What this then means is quite simple: Less risks means more playing it safe. More playing it safe means less attempts to try new things and be different, and more ‘splosions and other checklist-type inclusions. So, does the movie have an acceptable origin point? Check. Is there at least one highly sexualised but badass female character? Check. Is there a love interest to play the damsel trope? Check. Is there government or bureaucratic opposition of some sort, forcing the hero to make some tough choices? Check. Is there a frenetic action scene with little regard for the lives of those around the battling characters? Check. Will it last for the entirety of the final act? Check. Does it end in a way that leaves the door wide open to future sequels? Check.
And so on.
Geek culture might have taken over Hollywood right now, and Man of Steel’s box office revenue is proof of that, surely, but is it really worth it if in a few years the amount of safe-playing and lack of risk-taking leads to an implosion, a crash in sales spurred on by the lack of willing fan participation? Or will we forever have to live with some bastardised adaptations of our favourite heroes, all in the interest of ensuring that a movie is not a failure, and rakes in as much money as is possible, because geeks are so easily hyped and will show faith in practically anything you dangle in front of them?

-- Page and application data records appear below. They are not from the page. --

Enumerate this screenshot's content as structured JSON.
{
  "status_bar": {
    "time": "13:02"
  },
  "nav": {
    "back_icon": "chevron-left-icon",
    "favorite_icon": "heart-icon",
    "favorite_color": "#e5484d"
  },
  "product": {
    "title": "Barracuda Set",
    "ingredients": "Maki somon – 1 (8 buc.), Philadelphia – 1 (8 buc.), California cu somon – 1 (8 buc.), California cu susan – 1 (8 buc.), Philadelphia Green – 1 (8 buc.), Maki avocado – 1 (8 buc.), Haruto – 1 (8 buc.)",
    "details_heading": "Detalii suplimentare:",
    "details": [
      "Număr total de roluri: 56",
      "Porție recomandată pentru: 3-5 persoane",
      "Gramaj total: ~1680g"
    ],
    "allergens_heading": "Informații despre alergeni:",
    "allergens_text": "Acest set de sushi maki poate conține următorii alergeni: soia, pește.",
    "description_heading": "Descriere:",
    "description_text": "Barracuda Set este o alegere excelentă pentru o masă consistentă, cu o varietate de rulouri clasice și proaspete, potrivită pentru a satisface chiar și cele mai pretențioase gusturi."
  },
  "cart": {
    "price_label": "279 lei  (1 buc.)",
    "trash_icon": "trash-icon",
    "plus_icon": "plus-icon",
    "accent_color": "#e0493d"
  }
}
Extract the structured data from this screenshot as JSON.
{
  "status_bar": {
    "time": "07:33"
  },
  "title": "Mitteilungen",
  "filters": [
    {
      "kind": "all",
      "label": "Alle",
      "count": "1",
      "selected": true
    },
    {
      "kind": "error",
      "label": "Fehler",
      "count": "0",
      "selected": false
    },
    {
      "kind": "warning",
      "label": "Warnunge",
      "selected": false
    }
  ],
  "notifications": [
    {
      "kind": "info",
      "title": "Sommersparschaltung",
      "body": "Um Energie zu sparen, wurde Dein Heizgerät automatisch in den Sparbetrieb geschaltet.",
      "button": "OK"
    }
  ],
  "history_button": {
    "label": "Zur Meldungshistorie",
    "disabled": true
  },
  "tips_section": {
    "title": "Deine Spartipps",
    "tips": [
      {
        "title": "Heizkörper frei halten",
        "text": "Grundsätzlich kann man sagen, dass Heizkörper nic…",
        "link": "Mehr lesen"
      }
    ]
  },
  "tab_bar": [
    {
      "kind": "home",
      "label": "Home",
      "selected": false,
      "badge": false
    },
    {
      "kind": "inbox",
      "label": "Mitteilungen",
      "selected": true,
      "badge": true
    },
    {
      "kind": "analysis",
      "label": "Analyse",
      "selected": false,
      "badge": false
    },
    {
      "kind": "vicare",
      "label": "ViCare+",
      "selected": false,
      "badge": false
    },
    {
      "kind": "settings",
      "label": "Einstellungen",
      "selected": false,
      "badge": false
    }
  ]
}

We need to be better than that, I think.
I mean, we’ve had some spectacular movies that took huge risks, movies along the lines of Watchmen, The Punisher, even Scott Pilgrim Versus The World was done well. Are future movies along these lines going to now miss out in case Hollywood produces yet another Ghost Rider, or Hell Boy? It seems very likely. I feel bad for any upcoming movies about the Lanterns, or Aquaman, or Green Arrow. I really do. Even for the Deadpool movie we all know is coming.
What do you think about this rise in geek culture? Sure it feels great to go around telling people that I read Deadpool comics and have tattoos of things from games, but if the end result is having every game I play, or movie I watch, try so very hard to not lose any of that big budget by basically check-listing a whole bunch of things they ‘think’ will ensure success, then really, I have no time for either industry any more. I’d rather stick to the original because at least that’s not a cheap imitation… except for Deadpool, who is in fact, a cheap imitation of Deathstroke. But he’s funnier and has both eyes so who cares. Share your thoughts in the comments, geeks.